Decoys are effective on gobblers, but let’s use them safely
Last week was pretty quiet in the turkey woods. Five days without hearing a gobble was beginning to make me wonder what I was doing there. I knew better than to quit because despite the silence, tracks in the mud and fresh turkey droppings indicated the birds were there – somewhere.
It was another quiet Friday when I decided better days were ahead, so by 11 a.m. I decided to head back to my truck. The easiest way out was along an old logging road that wound through the woods. Trekking up a slight grade and rounding a turn in the road, my heart nearly stopped when I saw a mature gobbler and hen standing on the road in front of me. The sight made me freeze in my tracks, and as I eased the gun from my shoulder, it took just another second to realize I had been fooled.
Sometime after my predawn arrival, another hunter, a neighbor, decided to hunt these same woods and set up a realistic gobbler and hen decoy on the road. I’ve hunted turkeys in the spring time ever since Pennsylvania and New York initiated a spring hunting season in the late ’60s and early 1970s and I’ve learned turkey hunters by nature blend in with their surroundings. The decoys fooled me, and as I eased the gun back over my shoulder, I spotted the hunter sitting against a large beech tree about 30 yards away. It was late and, despite my intrusion, the hunt wasn’t ruined for either of us, but it could have been.

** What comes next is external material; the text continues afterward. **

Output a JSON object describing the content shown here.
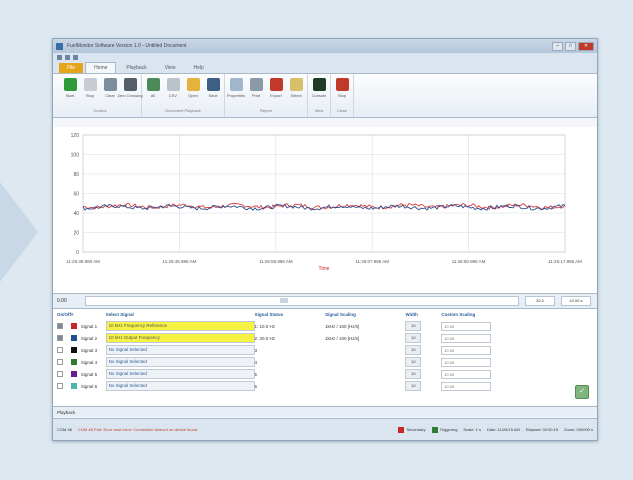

Safety has always been a priority for me, especially when turkey hunting because hunters using decoys have become more prevalent every year. This means every person going into the spring woods must be extra careful so as not to cause or be the victim of a shooting incident.
The simple reason decoys are popular with many turkey hunters is that they work, and if they can fool a real turkey they can fool a hunter. Personally, I don’t use decoys because I get more satisfaction by bringing a gobbler in to my call rather than by sitting in a blind with a spread of decoys in front of me waiting for one to show up. That being said, I take no issue with anyone who prefers to hunt over a realistic decoy setup because they are highly effective and account for the demise of thousands of gobblers every spring.
On the way home that morning, I thought about the safety aspect of using a decoy and wondered how careful the hunter I encountered was when he transported his decoys through the woods. Did he transport them in a carry bag or backpack? Perhaps he should have had a blaze orange flag or rag near the setup to warn other hunters like myself.
When using a decoy setup in an area where another hunter might be encountered, it’s beyond wise to play it safe. If you see another hunter stalking your decoy setup, call out in a loud, clear voice to warn them, and never wave or make a turkey sound to get their attention. Finally, before getting up to move, carefully scan the area in case another hunter is stalking your setup. While not specifically banned in New York, for safety reasons, the DEC recommends hunters not stalk turkeys. New York hunters should be advised it’s illegal to hunt turkeys in neighboring Pennsylvania by stalking them. Hunting is by calling only.
By following a few common sense safety rules, we can ensure a safe season for all of us.